RAY: How do you relate the documentary (“truth”) and staged (fiction) situations in your work?
PM: I think I address the matter of truth and fiction in the previous comments. Specifically, I think truth is less affiliated to fact and event than it is to belief and agreements, and thus by extension, truth is closer to fiction than we would like to acknowledge. The documentary and staged approaches in photography are zones on the same spectrum. As we talk about light and radio waves being on the electro-magnetic spectrum, I think of truth+fiction or documentary+staged being on the meta-identity spectrum. That is why I think photographers are constantly challenged by ethical and philosophical matters.
What does Extreme mean to you? How do you relate to the topic EXTREME with your own artistic practice? The curatorial team of RAY 2018 states that “extreme is inextricably tied to photography”. Do you agree?
Here too, the question of what EXTREME means to me is addressed with previous responses. I think interstitial spaces are very important. These are, biologically, the spaces between cellular structures. Interstitial spaces support and carry out vital functions for the larger organism. I think the spaces between moments, events, experiences are similarly vital but they are quiet and fleeting. I am most interested in this in-between moment. It can be a bridging point, or transition, or passage. The experience of ‘extreme’ is always relational. Something is an ‘extreme’ only in relation to a normalization of itself, and if the normal and extreme versions are to be used for betterment, I think the interstices between them give us the most wholesome insights about how to proceed. I like to make work that is hopeful, and I look for the moment that is just prior to the extreme.
I think the curatorial team’s statement, “extreme is inextricably tied to photography,” is both visionary and deeply insightful about a little understood and studied aspect of photography. The act of photographing and the act of looking at a photograph oscillates in multiple directions across experience. This experience, being utterly human, is imagination: imagination is: the past; memory; the present; envisioning; becoming reality; the future. These oscillations are at their most energetic, as with all oscillations, at their median points, and are least energetic, or most static, at their extremes. This is why I think that photography is at its most potent when it deals with the in-between states, and why EXTREME is a landmark curatorial statement.
RAY: Do you see boundaries (political, aesthetic, moral, ethic etc.) in imaging the “Extreme” in your own practice?

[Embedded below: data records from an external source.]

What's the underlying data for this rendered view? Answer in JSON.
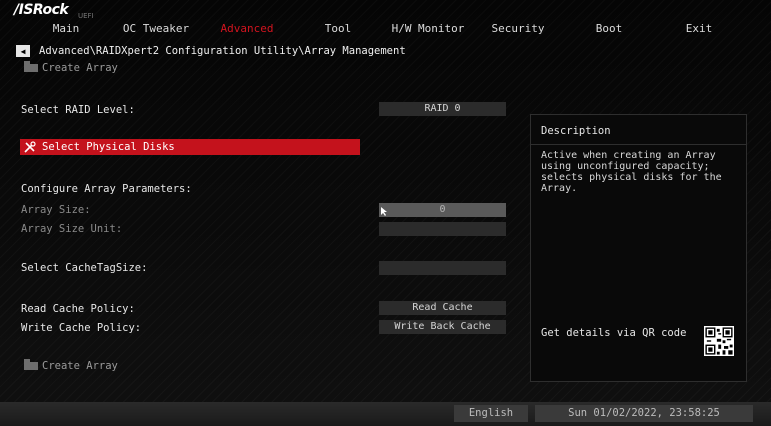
{
  "brand": {
    "logo": "/ISRock",
    "sub": "UEFI"
  },
  "nav": {
    "tabs": [
      {
        "label": "Main"
      },
      {
        "label": "OC Tweaker"
      },
      {
        "label": "Advanced"
      },
      {
        "label": "Tool"
      },
      {
        "label": "H/W Monitor"
      },
      {
        "label": "Security"
      },
      {
        "label": "Boot"
      },
      {
        "label": "Exit"
      }
    ],
    "active": "Advanced"
  },
  "breadcrumb": "Advanced\\RAIDXpert2 Configuration Utility\\Array Management",
  "page": {
    "create_array_top": "Create Array",
    "select_raid_level": {
      "label": "Select RAID Level:",
      "value": "RAID 0"
    },
    "select_physical_disks": "Select Physical Disks",
    "configure_params": "Configure Array Parameters:",
    "array_size": {
      "label": "Array Size:",
      "value": "0"
    },
    "array_size_unit": {
      "label": "Array Size Unit:",
      "value": ""
    },
    "cache_tag_size": {
      "label": "Select CacheTagSize:",
      "value": ""
    },
    "read_cache": {
      "label": "Read Cache Policy:",
      "value": "Read Cache"
    },
    "write_cache": {
      "label": "Write Cache Policy:",
      "value": "Write Back Cache"
    },
    "create_array_bottom": "Create Array"
  },
  "description": {
    "title": "Description",
    "body": "Active when creating an Array using unconfigured capacity; selects physical disks for the Array.",
    "qr_label": "Get details via QR code"
  },
  "footer": {
    "language": "English",
    "datetime": "Sun 01/02/2022, 23:58:25"
  },
  "colors": {
    "accent": "#c4121c",
    "background": "#050505"
  },
  "icons": [
    "back-arrow-icon",
    "folder-icon",
    "wrench-screwdriver-icon",
    "qr-code-icon",
    "mouse-cursor-icon"
  ]
}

I do, but only because boundaries are to be approached and transgressed. Otherwise, boundaries are meaningless. However, it is important to consider what the boundaries are. Identity, economic, and environmental boundaries, for instance, define politics, morals and aesthetics. Similarly, my choices, for example of materials such as film, sensors, and printing paper also define political, moral and aesthetic readings and responses to the work. These dynamics are a crucial part of my practice.